» **Work item**
Filter the listing below down to the lines holding the word "couple", and copy those lines.

» **Available records**
-=-=-
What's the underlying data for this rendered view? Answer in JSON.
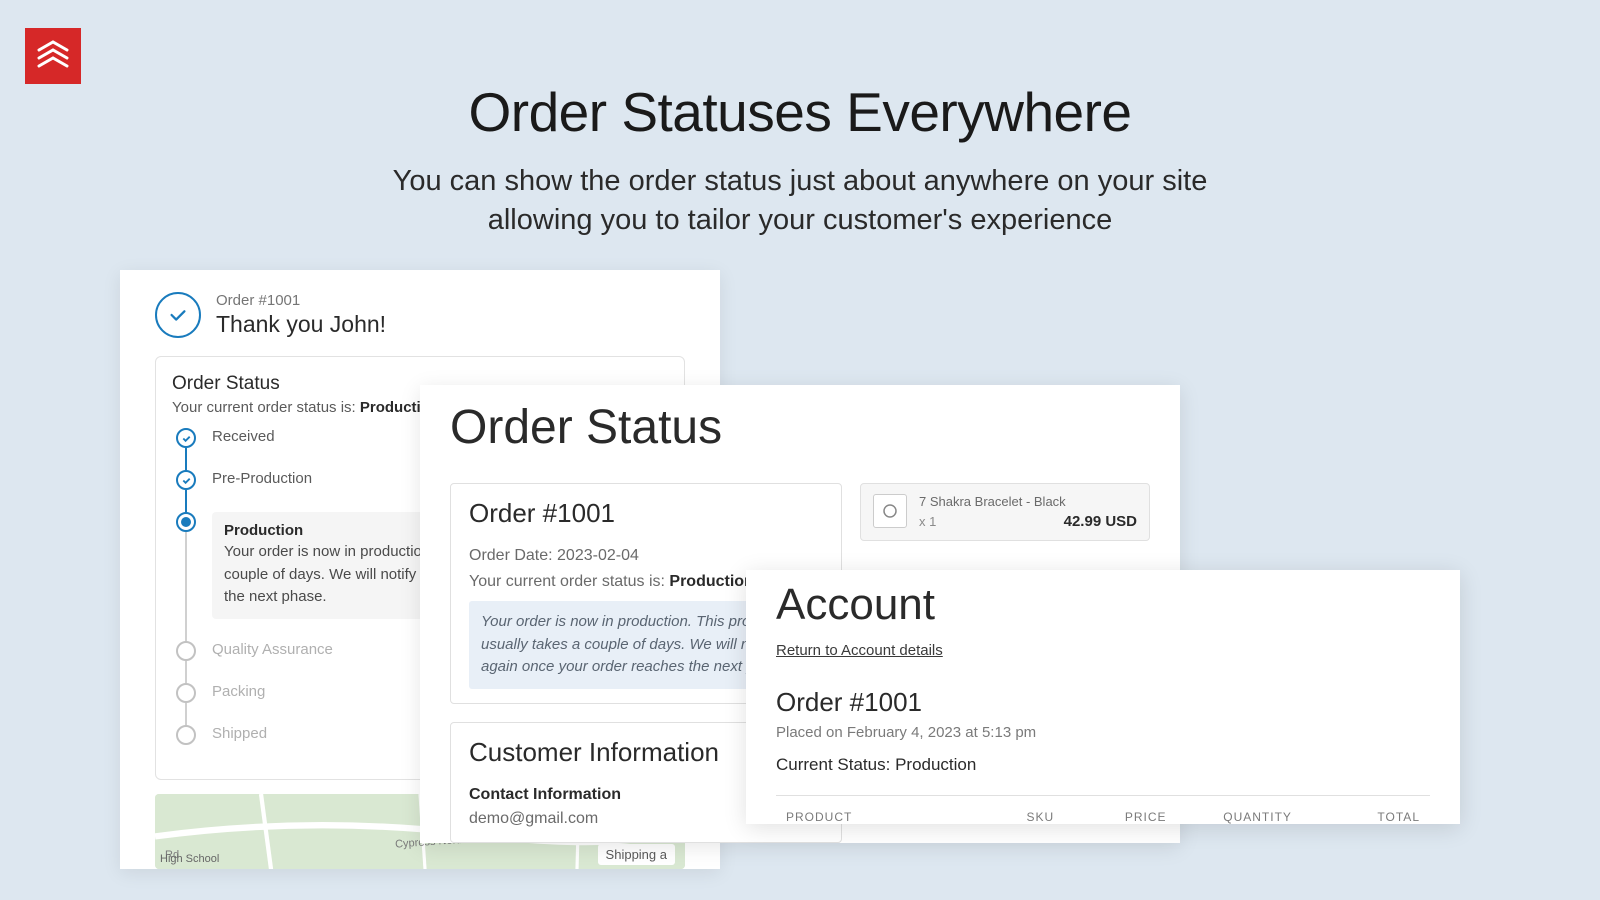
{
  "hero": {
    "title": "Order Statuses Everywhere",
    "subtitle_l1": "You can show the order status just about anywhere on your site",
    "subtitle_l2": "allowing you to tailor your customer's experience"
  },
  "card1": {
    "order_num": "Order #1001",
    "thank_you": "Thank you John!",
    "status_title": "Order Status",
    "status_sub_pre": "Your current order status is: ",
    "status_sub_val": "Production",
    "steps": {
      "received": "Received",
      "preprod": "Pre-Production",
      "prod_title": "Production",
      "prod_desc": "Your order is now in production. This process usually takes a couple of days. We will notify you again once your order reaches the next phase.",
      "qa": "Quality Assurance",
      "packing": "Packing",
      "shipped": "Shipped"
    },
    "map": {
      "shipping_label": "Shipping a",
      "road": "Cypress North Houston Rd",
      "school": "High School",
      "rd": "Rd"
    }
  },
  "card2": {
    "heading": "Order Status",
    "order_heading": "Order #1001",
    "order_date": "Order Date: 2023-02-04",
    "current_pre": "Your current order status is: ",
    "current_val": "Production",
    "note": "Your order is now in production. This process usually takes a couple of days. We will notify you again once your order reaches the next phase.",
    "cust_heading": "Customer Information",
    "contact_label": "Contact Information",
    "email": "demo@gmail.com",
    "product": {
      "name": "7 Shakra Bracelet - Black",
      "qty": "x 1",
      "price": "42.99 USD"
    }
  },
  "card3": {
    "heading": "Account",
    "return_link": "Return to Account details",
    "order_heading": "Order #1001",
    "placed": "Placed on February 4, 2023 at 5:13 pm",
    "current_pre": "Current Status: ",
    "current_val": "Production",
    "th": {
      "product": "PRODUCT",
      "sku": "SKU",
      "price": "PRICE",
      "qty": "QUANTITY",
      "total": "TOTAL"
    }
  }
}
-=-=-
» **Answer space**
      "prod_desc": "Your order is now in production. This process usually takes a couple of days. We will notify you again once your order reaches the next phase.",
    "note": "Your order is now in production. This process usually takes a couple of days. We will notify you again once your order reaches the next phase.",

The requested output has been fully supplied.